WHAT TO DO
Working from the listing below, pick each line containing the word "title" and copy it.

ENTRIES PROVIDED

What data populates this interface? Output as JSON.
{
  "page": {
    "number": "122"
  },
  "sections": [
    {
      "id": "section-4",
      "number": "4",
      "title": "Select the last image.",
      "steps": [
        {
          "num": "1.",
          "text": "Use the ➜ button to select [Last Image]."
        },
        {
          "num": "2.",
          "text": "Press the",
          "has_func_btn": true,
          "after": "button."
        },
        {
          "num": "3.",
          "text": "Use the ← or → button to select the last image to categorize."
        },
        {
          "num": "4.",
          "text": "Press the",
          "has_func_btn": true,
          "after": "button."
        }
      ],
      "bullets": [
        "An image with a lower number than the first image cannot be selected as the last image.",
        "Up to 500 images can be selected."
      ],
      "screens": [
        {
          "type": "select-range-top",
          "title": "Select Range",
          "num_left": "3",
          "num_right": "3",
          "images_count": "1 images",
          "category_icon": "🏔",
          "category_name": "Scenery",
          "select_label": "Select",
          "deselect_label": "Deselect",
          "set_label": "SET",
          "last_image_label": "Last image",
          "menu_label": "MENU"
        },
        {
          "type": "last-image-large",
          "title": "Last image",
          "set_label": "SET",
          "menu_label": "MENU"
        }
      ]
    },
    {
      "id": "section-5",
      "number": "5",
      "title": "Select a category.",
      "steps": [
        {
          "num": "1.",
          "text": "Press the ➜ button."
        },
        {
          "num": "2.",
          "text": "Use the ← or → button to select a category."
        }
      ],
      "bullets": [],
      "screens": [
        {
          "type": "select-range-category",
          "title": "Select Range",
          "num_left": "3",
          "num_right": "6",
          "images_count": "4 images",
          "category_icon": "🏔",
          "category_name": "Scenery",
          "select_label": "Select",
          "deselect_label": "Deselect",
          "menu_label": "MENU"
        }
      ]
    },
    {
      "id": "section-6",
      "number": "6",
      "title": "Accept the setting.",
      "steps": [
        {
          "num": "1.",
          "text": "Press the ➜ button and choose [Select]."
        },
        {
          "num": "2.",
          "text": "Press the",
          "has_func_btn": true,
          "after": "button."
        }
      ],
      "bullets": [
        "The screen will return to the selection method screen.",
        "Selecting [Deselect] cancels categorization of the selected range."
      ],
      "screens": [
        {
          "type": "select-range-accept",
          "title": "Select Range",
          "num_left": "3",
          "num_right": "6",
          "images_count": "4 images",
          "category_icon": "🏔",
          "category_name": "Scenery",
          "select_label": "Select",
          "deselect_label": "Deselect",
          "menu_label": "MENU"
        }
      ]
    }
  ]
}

TASK RESULT
      "title": "Select the last image.",
          "title": "Select Range",
          "title": "Last image",
      "title": "Select a category.",
          "title": "Select Range",
      "title": "Accept the setting.",
          "title": "Select Range",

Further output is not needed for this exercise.